Dealing with both current debts and future debts in your prenup will allow you to avoid thorny questions such as these in the event something unexpected happens.
Keep in mind that, in Virginia, you are usually not responsible for your spouse’s debts in the event of their death.
However, there are a few exceptions that you’ll want to account for in your prenup, such as joint debt and certain types of medical bills.
5) An Outline for Specific Financial Obligations
While somewhat uncommon, some couples also choose to take this idea one step further by outlining specific financial obligations they will take on in the marriage.
For example, deciding who will pay for the house or family car can help some couples allocate their resources more effectively.
While this is more of a plan than a legally-binding contract, it can be useful if one spouse simply does not fulfill an obligation during the marriage.
For example, if one spouse states that they will buy the other a house using their inheritance money, and then goes back on this promise, it’s easier to bring up during the divorce if you have the original obligation in writing.
Similarly, if one spouse is planning to take on a significant financial risk sometime in the near future (such as starting a business), it can be helpful for both spouses to lay out their plans for how they will deal with this risk financially.
6) Alimony Information
As another important consideration, the Virginia Code places a few different restrictions on how prenups can handle future spousal support (i.e. “alimony”) payments.
Specifically, the Virginia Code notes that a prenup can establish the terms of future spousal support payments.
However, those terms must be “equitable” (“fair”).

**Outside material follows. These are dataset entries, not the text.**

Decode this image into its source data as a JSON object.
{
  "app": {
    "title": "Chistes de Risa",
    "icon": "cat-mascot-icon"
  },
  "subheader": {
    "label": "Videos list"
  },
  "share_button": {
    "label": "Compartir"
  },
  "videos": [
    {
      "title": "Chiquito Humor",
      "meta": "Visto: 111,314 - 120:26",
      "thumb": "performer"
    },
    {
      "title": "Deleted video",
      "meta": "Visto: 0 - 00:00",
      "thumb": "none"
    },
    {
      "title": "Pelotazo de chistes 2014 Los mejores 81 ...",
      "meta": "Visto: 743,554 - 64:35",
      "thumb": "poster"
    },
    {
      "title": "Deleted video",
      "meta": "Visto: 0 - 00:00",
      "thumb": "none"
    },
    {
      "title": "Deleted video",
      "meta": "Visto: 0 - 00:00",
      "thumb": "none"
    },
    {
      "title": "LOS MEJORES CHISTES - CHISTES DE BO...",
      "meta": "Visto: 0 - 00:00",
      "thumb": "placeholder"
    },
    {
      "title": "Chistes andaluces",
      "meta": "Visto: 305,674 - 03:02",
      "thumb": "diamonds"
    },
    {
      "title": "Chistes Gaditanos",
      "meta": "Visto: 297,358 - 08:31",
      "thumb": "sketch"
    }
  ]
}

Additionally, you should note that the alimony terms in your prenup aren’t guaranteed to stand up in court during certain legal proceedings.
While the judge may take your prenup into account, Virginia judges have considerable discretion in deciding such cases.
For this reason, it’s a good idea to include alimony information in your prenup.
However, you should know that such a section may not hold up under certain circumstances.
7) Separation Considerations
Finally, you should also include a section which outlines your responsibilities and considerations after a potential separation.
As one very common example, many prenups include a section which notes who will have access to the marital home during divorce proceedings.
Other separation considerations, such as who gets the family vehicles or who keeps the family pet, are also common.
Things You Shouldn’t Include in Your Prenup
There are also a few things you should not include on your prenup.
In general, this is because a Virginia court will never enforce any of these sections.
Child Custody and Child Support Agreements
Under Virginia law, legally binding child custody decisions may only be determined through the family court system.
In a child custody case following a divorce, a family court judge will look at the specific circumstances of your particular case at the time of your separation.
Put another way, they will not consider the terms outlined in your prenuptial agreement to be legally binding.
Similarly, prenuptial agreements involving child support are effectively meaningless.
This is because child support is a legal right of the child, not either parent.
Virginia law enables one or both parties to modify or even waive their right to alimony through a prenup.
However, if you or your partner wish to totally waive your right to future spousal support, you should consult with an attorney first to ensure the agreement will be enforceable.
If the agreement seems to obviously disadvantage one party, the judge may decide that the whole contract is unenforceable.
For this reason, you should think carefully before making a prenup which waives a spouse’s alimony rights.
Finally, a prenup isn’t the place to lay out minor domestic affairs.
For example, provisions on where you’ll go on vacation are almost certainly unenforceable.
While they can be complicated, prenups can be valuable in any marriage.
If you aren’t sure what your prenup should include, you should speak with an experienced Virginia family lawyer.
By doing so, you can potentially save yourself large sums of money and months of litigation in the future.